With the relative of a leprosy patient.
But did she miss Germany, her family and her boyfriend? “Not then; I was hard at work when I was young. Now that I am old, I do miss my family. And yes, I do think about him sometimes.”
She continues to visit Germany for conferences and meetings, reminding me that the congregation that she is a part of continues to draw funding from Germany.
During the chat, nurses flit in and out of the room with reports and queries for her. She is patient, answers gently and is not at all temperamental despite her old age. When she returns to the conversation, it takes a while for her to pick up the threads.
“People ask me if Pakistani men harassed me, if I faced any religious discrimination for being a Christian. I actually had no problems of the sort.”
She claims that despite landing in Karachi as a 29-year-old woman, without a male companion she was able to assimilate well. Men and women alike respected her wherever she went in Pakistan, even when she was young. She has also often worked in teams that comprised solely of men.

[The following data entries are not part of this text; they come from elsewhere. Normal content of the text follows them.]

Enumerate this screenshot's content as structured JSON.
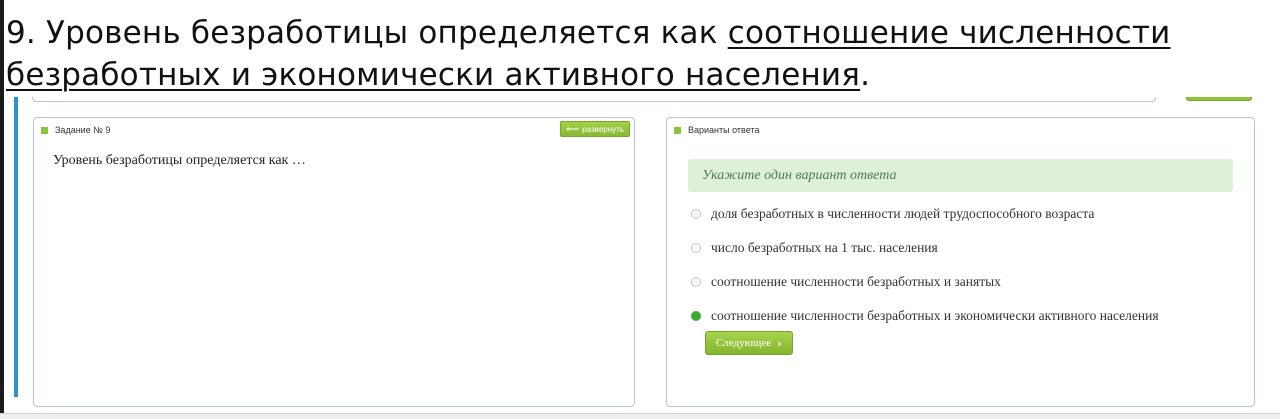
{
  "caption": {
    "prefix": "9. Уровень безработицы определяется как ",
    "answer": "соотношение численности безработных и экономически активного населения",
    "suffix": "."
  },
  "task_panel": {
    "title": "Задание № 9",
    "expand_label": "развернуть",
    "expand_icon": "arrow-left-icon",
    "question": "Уровень безработицы определяется как …"
  },
  "answers_panel": {
    "title": "Варианты ответа",
    "hint": "Укажите один вариант ответа",
    "options": [
      {
        "label": "доля безработных в численности людей трудоспособного возраста",
        "selected": false
      },
      {
        "label": "число безработных на 1 тыс. населения",
        "selected": false
      },
      {
        "label": "соотношение численности безработных и занятых",
        "selected": false
      },
      {
        "label": "соотношение численности безработных и экономически активного населения",
        "selected": true
      }
    ],
    "next_label": "Следующее",
    "next_icon": "chevron-right-icon"
  },
  "colors": {
    "accent_green": "#8ac53b",
    "selected_radio": "#3cab2e",
    "hint_bg": "#dff0d8",
    "panel_border": "#b8c2e0",
    "left_accent": "#2a93c9"
  }
}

The kind ones wore a uniform
Pfau is all praises for former presidents Field Marshall Ayub Khan, General (retd) Pervez Musharraf and Ziaul Haq. Her efforts, she says, were supported and recognised by these men more than any civilian statesman of Pakistan. She goes as far as to say that even at a personal level, she found Ziaul Haq to be “a very interesting man”.
“He helped me reach out to leprosy patients in Afghanistan.”
She is also very appreciative of former president Field Marshall Ayub Khan’s economic reforms.
Her political preferences are clear. But her views left room for clarity; one pined to discover the electoral choices of a woman who has worked in proximity with the weakest and poorest stratum of Pakistan for decades and also rubbed shoulders with the country’s crème de la crème. “Definitely not democracy,” she says abruptly, without the usual 30-second brainstorming rite she had kept up so far. “Democracy needs education — you must be able to make informed choices.”
Quite akin to a concerned Pakistani, Pfau is worried about the country’s security and the performance of new politicians. She, however, has not revoked her German identity, “Not sure what the newer ones have in mind for the country; if I really had to vote, I would vote for an independent candidate.”
Memories of a distant past
Despite her admiration for Pakistani military rulers, Pfau recalls that she was most jubilant when the Berlin Wall was chipped away in 1990, heralding the triumph of democratic values. However, unlike many Germans of the era, she could not secure a piece of the fateful wall as a memento as she was stationed in Islamabad.
“I was a happy 30-year-old when the Berlin Wall fell and democratic values triumphed. But democracy needs education and education is barely given any attention in Pakistan. So I don’t know how far democracy will succeed here.”
Apart from Germany’s reunification, the collapse of this historic barrier also brought Pfau the glad tidings of the end of a war — the World War II — which had scarred her teenage years. She recalls the bombing of her hometown, Leipzig, and her risky crossing of the border into West Germany in order to study medicine and become a doctor.
“Those who have not seen a war of such a scale cannot imagine the horrors. They cannot imagine the scalded and maimed bodies — bodies which need medicines and bandages,” she says. In fact, she attributes her desire to become a doctor to the horror she witnessed in her early years.
“Not all of us can prevent a war; but most of us can help ease sufferings — of the body and the soul.”
Faiza Rahman is a subeditor for the Editorial pages of The Express Tribune
Published in The Express Tribune, Sunday Magazine, March 2nd, 2014.